WORK TO COMPLETE: Gather all lines from the material that contain the word "title".

AVAILABLE DATA:
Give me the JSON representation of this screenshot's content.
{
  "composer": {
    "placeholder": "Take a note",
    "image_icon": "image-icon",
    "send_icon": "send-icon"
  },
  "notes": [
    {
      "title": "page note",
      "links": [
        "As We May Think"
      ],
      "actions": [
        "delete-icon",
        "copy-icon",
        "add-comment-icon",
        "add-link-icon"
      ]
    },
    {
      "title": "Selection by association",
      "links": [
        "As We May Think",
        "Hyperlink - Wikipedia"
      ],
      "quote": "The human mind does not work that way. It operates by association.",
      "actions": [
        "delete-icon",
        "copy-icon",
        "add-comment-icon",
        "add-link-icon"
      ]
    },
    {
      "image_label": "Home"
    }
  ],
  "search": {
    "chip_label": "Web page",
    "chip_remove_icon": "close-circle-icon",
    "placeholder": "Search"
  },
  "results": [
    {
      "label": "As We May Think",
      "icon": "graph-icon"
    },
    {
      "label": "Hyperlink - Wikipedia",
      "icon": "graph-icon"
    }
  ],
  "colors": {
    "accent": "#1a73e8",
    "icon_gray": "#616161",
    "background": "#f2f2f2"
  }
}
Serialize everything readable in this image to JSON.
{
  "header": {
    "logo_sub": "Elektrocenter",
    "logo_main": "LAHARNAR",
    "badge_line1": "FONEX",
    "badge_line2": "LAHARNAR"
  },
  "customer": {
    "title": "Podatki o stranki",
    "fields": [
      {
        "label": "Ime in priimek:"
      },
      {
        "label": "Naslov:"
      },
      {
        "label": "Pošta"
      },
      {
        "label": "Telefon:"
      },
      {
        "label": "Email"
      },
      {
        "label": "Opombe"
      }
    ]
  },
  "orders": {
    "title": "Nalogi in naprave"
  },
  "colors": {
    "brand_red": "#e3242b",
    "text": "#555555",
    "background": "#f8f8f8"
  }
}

TASK RESPONSE:
      "title": "page note",
      "title": "Selection by association",
    "title": "Podatki o stranki",
    "title": "Nalogi in naprave"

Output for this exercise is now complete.